Go over the data and copy out each line with "error" in it.

App and web page records:
= = =
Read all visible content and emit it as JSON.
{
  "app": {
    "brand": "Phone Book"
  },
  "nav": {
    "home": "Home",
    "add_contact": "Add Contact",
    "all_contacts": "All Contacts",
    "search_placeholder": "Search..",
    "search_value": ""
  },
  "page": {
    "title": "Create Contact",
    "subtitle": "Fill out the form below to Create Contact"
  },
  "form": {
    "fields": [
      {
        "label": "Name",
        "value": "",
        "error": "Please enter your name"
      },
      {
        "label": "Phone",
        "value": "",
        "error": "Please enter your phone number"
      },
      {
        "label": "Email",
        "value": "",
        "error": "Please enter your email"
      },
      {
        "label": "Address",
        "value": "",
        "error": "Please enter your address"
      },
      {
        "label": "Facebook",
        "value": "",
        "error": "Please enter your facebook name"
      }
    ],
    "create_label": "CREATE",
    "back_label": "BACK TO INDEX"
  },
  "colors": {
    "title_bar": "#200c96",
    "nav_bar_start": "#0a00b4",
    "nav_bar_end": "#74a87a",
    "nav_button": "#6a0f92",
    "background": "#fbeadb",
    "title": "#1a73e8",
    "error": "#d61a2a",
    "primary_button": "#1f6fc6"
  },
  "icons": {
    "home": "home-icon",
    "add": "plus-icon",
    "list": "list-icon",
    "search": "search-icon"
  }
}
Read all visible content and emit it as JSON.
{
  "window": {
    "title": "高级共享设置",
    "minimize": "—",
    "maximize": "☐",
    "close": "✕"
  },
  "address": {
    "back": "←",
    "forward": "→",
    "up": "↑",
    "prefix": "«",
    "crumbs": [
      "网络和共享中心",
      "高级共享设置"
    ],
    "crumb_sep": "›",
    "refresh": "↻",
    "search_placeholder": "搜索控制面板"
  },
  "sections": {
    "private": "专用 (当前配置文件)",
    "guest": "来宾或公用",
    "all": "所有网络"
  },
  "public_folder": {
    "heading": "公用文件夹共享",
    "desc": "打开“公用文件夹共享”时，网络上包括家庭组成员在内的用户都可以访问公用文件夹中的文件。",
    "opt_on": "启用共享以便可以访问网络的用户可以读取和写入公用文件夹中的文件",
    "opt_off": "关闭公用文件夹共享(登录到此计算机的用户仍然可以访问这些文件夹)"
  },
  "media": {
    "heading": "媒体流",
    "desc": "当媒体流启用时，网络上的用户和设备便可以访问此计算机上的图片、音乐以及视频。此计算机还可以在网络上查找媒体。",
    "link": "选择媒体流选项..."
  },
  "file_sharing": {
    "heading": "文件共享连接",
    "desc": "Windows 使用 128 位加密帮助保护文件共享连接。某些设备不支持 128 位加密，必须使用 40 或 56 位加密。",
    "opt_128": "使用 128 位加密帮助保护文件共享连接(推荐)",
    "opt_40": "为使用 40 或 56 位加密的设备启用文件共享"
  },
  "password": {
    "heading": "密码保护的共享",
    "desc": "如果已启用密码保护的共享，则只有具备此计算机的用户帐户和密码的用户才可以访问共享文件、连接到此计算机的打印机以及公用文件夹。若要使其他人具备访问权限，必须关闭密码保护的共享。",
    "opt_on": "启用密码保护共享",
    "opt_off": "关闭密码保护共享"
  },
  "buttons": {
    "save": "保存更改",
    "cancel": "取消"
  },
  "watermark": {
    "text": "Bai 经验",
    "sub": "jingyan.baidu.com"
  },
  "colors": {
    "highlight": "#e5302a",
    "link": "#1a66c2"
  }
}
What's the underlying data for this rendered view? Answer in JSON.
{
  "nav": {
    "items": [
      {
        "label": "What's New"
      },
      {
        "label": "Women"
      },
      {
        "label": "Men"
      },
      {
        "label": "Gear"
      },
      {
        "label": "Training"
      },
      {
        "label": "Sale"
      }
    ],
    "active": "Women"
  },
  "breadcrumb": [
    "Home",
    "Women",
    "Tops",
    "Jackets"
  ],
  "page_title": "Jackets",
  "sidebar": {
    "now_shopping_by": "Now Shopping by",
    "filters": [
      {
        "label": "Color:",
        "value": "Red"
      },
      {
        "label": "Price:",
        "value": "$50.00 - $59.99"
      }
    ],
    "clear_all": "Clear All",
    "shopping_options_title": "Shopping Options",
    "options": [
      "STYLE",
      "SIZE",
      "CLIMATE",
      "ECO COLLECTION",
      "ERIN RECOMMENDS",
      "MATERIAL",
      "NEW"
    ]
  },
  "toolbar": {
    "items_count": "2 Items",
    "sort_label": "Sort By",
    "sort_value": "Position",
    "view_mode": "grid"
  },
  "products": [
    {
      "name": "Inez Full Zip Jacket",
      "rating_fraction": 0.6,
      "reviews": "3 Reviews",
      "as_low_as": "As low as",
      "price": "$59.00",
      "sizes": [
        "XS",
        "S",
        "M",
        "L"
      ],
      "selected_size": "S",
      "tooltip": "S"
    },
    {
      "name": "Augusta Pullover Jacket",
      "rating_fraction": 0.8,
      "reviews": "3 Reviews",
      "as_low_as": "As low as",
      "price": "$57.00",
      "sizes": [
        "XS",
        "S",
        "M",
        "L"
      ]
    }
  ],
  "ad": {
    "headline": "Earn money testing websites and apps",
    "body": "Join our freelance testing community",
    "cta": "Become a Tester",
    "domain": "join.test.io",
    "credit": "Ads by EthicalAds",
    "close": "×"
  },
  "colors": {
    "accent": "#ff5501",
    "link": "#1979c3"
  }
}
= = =
• [EXERCISE OUTPUT]:
        "error": "Please enter your name"
        "error": "Please enter your phone number"
        "error": "Please enter your email"
        "error": "Please enter your address"
        "error": "Please enter your facebook name"
    "error": "#d61a2a",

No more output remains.